§ **What you are asked to do**
From the data below, return each line in which the string "maximum" is found.

§ **Task data**

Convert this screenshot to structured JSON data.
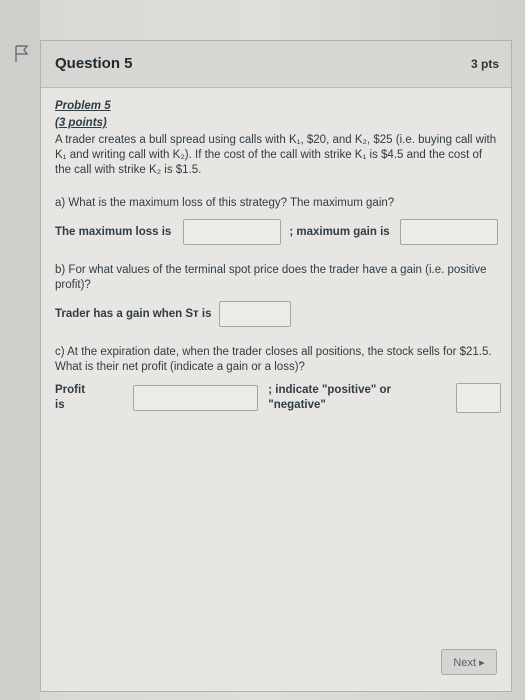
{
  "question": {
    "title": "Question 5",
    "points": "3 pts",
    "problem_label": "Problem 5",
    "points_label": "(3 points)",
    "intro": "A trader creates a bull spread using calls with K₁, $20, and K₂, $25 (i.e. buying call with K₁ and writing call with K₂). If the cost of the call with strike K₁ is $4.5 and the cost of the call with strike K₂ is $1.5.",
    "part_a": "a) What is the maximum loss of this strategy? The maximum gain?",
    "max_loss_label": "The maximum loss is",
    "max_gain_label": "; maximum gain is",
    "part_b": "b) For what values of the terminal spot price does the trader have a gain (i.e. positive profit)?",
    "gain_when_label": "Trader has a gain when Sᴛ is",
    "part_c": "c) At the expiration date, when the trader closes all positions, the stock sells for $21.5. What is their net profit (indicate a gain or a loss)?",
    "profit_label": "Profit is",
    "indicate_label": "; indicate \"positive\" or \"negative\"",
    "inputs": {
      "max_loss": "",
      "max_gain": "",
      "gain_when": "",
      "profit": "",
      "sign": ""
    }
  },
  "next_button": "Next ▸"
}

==

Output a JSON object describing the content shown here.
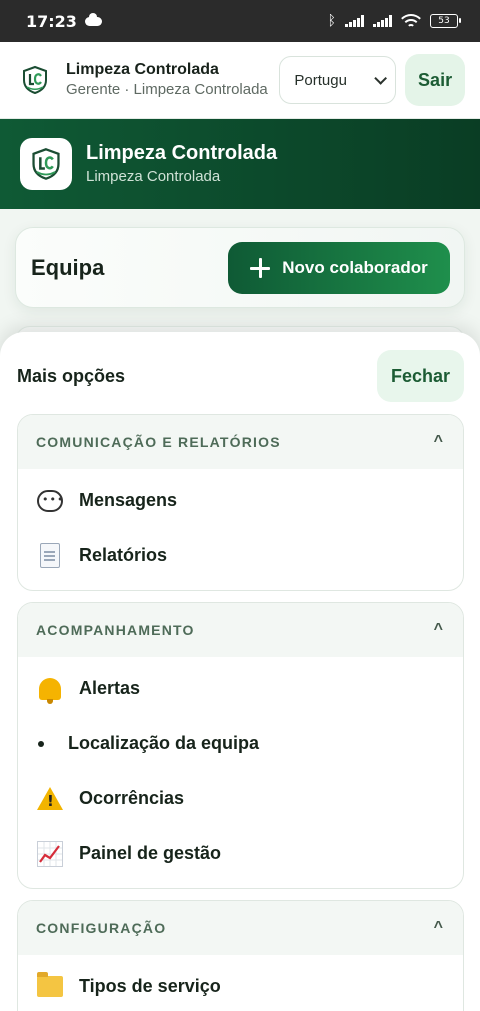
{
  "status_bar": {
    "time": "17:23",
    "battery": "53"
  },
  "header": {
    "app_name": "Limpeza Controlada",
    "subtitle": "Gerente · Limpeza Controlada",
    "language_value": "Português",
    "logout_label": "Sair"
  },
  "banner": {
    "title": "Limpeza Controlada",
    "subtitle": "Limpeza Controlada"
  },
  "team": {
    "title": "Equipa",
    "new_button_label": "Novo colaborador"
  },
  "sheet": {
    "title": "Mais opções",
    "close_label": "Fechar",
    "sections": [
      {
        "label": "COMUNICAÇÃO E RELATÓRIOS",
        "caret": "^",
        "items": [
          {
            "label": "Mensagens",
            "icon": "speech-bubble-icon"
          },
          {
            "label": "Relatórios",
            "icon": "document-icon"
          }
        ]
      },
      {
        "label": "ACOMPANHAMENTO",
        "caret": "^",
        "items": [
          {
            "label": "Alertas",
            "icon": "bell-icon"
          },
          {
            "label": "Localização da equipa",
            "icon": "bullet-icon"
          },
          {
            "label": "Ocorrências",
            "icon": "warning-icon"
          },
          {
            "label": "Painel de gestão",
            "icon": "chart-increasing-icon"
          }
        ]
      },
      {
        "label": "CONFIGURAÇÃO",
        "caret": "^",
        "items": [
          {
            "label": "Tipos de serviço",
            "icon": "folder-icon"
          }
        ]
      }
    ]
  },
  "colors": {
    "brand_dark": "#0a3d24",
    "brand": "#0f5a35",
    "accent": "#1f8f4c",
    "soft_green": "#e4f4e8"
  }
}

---

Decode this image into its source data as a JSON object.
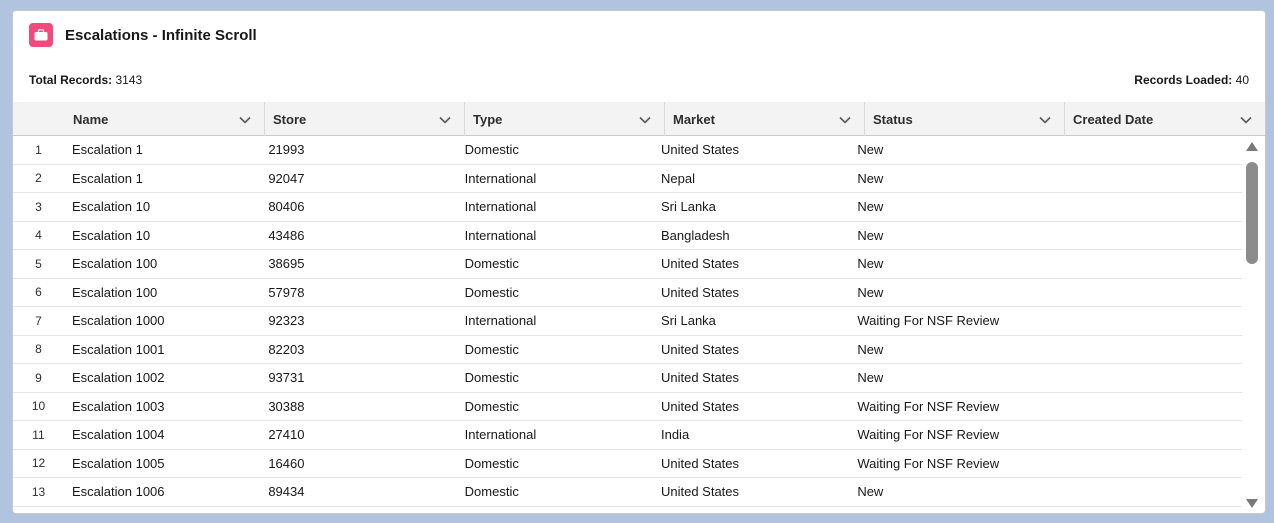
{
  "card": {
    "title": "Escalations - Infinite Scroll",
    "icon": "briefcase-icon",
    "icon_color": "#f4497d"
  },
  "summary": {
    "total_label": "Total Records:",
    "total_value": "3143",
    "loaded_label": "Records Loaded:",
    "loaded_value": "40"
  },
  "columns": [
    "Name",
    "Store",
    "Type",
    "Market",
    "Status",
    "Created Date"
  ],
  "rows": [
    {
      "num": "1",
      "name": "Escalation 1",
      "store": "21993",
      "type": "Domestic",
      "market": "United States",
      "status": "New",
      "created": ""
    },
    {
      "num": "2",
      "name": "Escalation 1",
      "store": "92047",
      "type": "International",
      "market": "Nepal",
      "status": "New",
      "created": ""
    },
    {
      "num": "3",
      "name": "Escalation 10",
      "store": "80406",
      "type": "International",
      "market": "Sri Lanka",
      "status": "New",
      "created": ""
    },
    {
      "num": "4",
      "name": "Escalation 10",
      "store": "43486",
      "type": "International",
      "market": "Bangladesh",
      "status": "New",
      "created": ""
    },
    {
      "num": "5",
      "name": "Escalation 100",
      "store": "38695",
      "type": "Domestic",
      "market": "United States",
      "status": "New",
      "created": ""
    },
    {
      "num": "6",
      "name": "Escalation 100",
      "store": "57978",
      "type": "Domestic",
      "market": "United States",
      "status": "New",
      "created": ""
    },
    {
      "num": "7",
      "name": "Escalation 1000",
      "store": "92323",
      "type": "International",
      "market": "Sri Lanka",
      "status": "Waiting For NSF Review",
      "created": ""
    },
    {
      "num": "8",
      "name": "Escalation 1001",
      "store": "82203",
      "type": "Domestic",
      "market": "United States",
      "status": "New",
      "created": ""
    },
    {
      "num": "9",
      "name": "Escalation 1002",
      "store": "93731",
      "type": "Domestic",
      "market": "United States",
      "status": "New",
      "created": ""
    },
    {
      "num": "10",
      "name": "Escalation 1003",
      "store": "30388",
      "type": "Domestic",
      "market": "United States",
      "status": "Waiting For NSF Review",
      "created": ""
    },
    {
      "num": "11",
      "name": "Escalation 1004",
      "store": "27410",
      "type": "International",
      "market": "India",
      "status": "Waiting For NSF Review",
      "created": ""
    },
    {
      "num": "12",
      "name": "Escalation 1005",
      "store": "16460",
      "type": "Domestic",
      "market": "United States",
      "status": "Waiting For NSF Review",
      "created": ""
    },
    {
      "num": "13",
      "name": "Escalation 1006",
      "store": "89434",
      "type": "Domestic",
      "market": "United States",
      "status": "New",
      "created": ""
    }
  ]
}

§ **Answer space**
    "part_a": "a) What is the maximum loss of this strategy? The maximum gain?",
    "max_loss_label": "The maximum loss is",
    "max_gain_label": "; maximum gain is",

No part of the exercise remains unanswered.